** Task requirements **
Print out the data exactly, keeping every image out of it.

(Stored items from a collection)
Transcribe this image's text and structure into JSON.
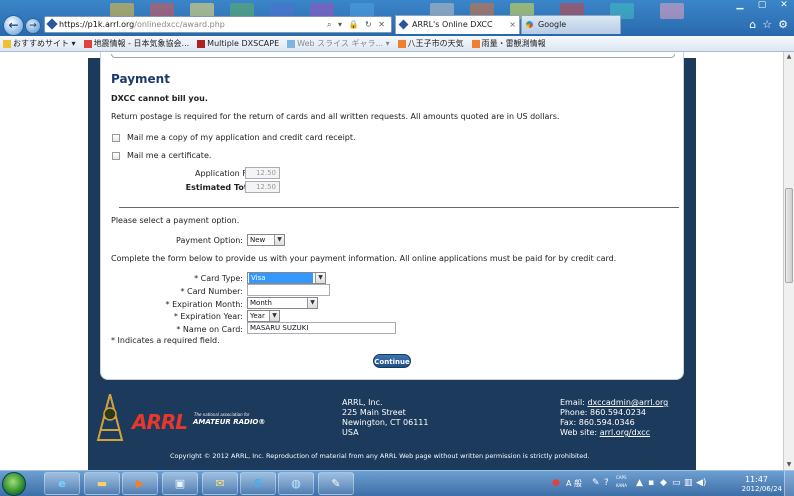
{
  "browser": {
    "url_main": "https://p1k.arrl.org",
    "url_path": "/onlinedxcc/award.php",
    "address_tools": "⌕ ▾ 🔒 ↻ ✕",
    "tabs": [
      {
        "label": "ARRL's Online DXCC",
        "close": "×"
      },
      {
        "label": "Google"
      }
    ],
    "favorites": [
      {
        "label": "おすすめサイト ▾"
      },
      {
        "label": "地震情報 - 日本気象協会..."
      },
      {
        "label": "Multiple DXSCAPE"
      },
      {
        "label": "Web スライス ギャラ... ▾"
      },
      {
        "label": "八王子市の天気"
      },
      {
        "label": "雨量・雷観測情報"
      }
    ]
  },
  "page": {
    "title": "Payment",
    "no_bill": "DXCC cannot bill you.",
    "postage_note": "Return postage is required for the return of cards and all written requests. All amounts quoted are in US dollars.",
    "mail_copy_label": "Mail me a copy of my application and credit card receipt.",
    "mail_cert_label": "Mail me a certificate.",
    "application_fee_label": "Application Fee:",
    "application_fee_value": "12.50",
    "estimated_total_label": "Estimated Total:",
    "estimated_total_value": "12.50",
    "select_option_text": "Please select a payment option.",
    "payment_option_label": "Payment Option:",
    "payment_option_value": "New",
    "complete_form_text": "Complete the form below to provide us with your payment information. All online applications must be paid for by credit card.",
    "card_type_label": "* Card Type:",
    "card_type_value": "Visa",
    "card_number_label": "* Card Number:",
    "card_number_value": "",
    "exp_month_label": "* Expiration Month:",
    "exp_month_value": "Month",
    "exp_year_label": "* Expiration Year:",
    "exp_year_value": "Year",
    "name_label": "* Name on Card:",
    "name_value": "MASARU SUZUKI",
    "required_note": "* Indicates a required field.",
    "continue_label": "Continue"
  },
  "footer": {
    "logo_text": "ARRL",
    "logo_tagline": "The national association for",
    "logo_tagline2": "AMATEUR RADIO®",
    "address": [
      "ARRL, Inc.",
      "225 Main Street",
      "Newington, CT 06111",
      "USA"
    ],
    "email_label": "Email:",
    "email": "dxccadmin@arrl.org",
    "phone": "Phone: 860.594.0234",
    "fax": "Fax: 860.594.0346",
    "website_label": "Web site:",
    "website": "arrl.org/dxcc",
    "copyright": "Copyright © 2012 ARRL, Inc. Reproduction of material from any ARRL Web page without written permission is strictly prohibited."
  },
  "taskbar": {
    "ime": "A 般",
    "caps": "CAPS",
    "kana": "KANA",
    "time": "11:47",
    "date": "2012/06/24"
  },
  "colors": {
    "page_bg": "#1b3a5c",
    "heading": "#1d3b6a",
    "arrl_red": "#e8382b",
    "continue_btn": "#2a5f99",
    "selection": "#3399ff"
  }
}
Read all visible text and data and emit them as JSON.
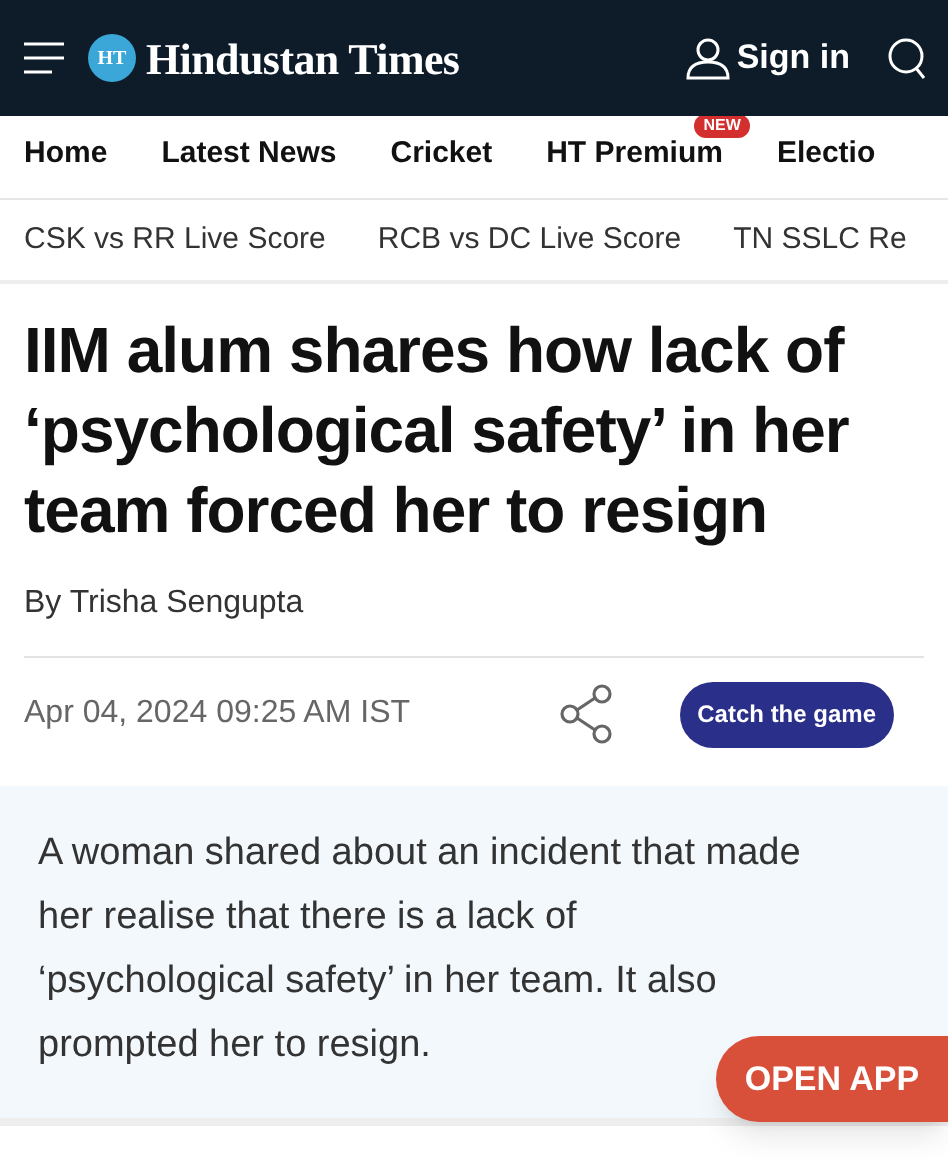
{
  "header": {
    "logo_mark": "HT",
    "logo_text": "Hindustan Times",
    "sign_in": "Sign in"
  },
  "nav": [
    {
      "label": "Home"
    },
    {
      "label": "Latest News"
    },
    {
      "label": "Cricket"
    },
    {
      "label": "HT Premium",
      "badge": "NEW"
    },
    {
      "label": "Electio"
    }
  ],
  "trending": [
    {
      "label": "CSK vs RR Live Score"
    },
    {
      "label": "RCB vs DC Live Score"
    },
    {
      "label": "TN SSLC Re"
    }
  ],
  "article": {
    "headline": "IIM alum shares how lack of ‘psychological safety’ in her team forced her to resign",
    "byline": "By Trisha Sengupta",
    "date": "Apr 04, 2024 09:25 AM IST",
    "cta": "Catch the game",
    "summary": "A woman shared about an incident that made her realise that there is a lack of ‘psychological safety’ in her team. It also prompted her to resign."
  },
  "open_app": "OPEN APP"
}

** Answer box **
Transcribe this image's text and structure into JSON.
{
  "browser": {
    "url_main": "https://p1k.arrl.org",
    "url_path": "/onlinedxcc/award.php",
    "address_tools": "⌕ ▾ 🔒 ↻ ✕",
    "tabs": [
      {
        "label": "ARRL's Online DXCC",
        "close": "×"
      },
      {
        "label": "Google"
      }
    ],
    "favorites": [
      {
        "label": "おすすめサイト ▾"
      },
      {
        "label": "地震情報 - 日本気象協会..."
      },
      {
        "label": "Multiple DXSCAPE"
      },
      {
        "label": "Web スライス ギャラ... ▾"
      },
      {
        "label": "八王子市の天気"
      },
      {
        "label": "雨量・雷観測情報"
      }
    ]
  },
  "page": {
    "title": "Payment",
    "no_bill": "DXCC cannot bill you.",
    "postage_note": "Return postage is required for the return of cards and all written requests. All amounts quoted are in US dollars.",
    "mail_copy_label": "Mail me a copy of my application and credit card receipt.",
    "mail_cert_label": "Mail me a certificate.",
    "application_fee_label": "Application Fee:",
    "application_fee_value": "12.50",
    "estimated_total_label": "Estimated Total:",
    "estimated_total_value": "12.50",
    "select_option_text": "Please select a payment option.",
    "payment_option_label": "Payment Option:",
    "payment_option_value": "New",
    "complete_form_text": "Complete the form below to provide us with your payment information. All online applications must be paid for by credit card.",
    "card_type_label": "* Card Type:",
    "card_type_value": "Visa",
    "card_number_label": "* Card Number:",
    "card_number_value": "",
    "exp_month_label": "* Expiration Month:",
    "exp_month_value": "Month",
    "exp_year_label": "* Expiration Year:",
    "exp_year_value": "Year",
    "name_label": "* Name on Card:",
    "name_value": "MASARU SUZUKI",
    "required_note": "* Indicates a required field.",
    "continue_label": "Continue"
  },
  "footer": {
    "logo_text": "ARRL",
    "logo_tagline": "The national association for",
    "logo_tagline2": "AMATEUR RADIO®",
    "address": [
      "ARRL, Inc.",
      "225 Main Street",
      "Newington, CT 06111",
      "USA"
    ],
    "email_label": "Email:",
    "email": "dxccadmin@arrl.org",
    "phone": "Phone: 860.594.0234",
    "fax": "Fax: 860.594.0346",
    "website_label": "Web site:",
    "website": "arrl.org/dxcc",
    "copyright": "Copyright © 2012 ARRL, Inc. Reproduction of material from any ARRL Web page without written permission is strictly prohibited."
  },
  "taskbar": {
    "ime": "A 般",
    "caps": "CAPS",
    "kana": "KANA",
    "time": "11:47",
    "date": "2012/06/24"
  },
  "colors": {
    "page_bg": "#1b3a5c",
    "heading": "#1d3b6a",
    "arrl_red": "#e8382b",
    "continue_btn": "#2a5f99",
    "selection": "#3399ff"
  }
}
Read all visible text and data and emit them as JSON.
{
  "header": {
    "logo_mark": "HT",
    "logo_text": "Hindustan Times",
    "sign_in": "Sign in"
  },
  "nav": [
    {
      "label": "Home"
    },
    {
      "label": "Latest News"
    },
    {
      "label": "Cricket"
    },
    {
      "label": "HT Premium",
      "badge": "NEW"
    },
    {
      "label": "Electio"
    }
  ],
  "trending": [
    {
      "label": "CSK vs RR Live Score"
    },
    {
      "label": "RCB vs DC Live Score"
    },
    {
      "label": "TN SSLC Re"
    }
  ],
  "article": {
    "headline": "IIM alum shares how lack of ‘psychological safety’ in her team forced her to resign",
    "byline": "By Trisha Sengupta",
    "date": "Apr 04, 2024 09:25 AM IST",
    "cta": "Catch the game",
    "summary": "A woman shared about an incident that made her realise that there is a lack of ‘psychological safety’ in her team. It also prompted her to resign."
  },
  "open_app": "OPEN APP"
}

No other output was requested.